### Input material:

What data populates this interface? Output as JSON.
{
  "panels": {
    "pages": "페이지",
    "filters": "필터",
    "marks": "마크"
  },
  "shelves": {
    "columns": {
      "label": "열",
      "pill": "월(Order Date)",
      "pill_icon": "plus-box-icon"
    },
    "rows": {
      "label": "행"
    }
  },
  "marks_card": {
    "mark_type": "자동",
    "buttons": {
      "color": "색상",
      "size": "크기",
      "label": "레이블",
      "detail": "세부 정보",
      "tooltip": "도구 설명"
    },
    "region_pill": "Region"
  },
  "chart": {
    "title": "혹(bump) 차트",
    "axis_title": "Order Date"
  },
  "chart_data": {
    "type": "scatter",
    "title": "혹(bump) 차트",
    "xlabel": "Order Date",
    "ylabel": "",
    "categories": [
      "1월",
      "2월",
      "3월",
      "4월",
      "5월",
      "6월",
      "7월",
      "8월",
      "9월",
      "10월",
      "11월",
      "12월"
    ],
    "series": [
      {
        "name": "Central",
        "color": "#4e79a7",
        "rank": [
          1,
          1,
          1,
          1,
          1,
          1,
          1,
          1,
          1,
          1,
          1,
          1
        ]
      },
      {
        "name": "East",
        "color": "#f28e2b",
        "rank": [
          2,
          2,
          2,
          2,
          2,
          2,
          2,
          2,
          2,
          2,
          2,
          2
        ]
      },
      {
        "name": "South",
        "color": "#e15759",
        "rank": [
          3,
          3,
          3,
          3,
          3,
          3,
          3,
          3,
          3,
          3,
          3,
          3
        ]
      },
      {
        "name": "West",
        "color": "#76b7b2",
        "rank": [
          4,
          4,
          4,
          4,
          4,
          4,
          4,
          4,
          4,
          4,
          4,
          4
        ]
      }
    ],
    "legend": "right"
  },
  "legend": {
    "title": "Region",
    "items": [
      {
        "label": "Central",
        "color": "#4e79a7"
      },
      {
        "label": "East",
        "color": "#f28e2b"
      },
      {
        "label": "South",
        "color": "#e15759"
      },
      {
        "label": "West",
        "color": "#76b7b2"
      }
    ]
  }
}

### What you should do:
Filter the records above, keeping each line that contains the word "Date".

### Solution:
      "pill": "월(Order Date)",
    "axis_title": "Order Date"
    "xlabel": "Order Date",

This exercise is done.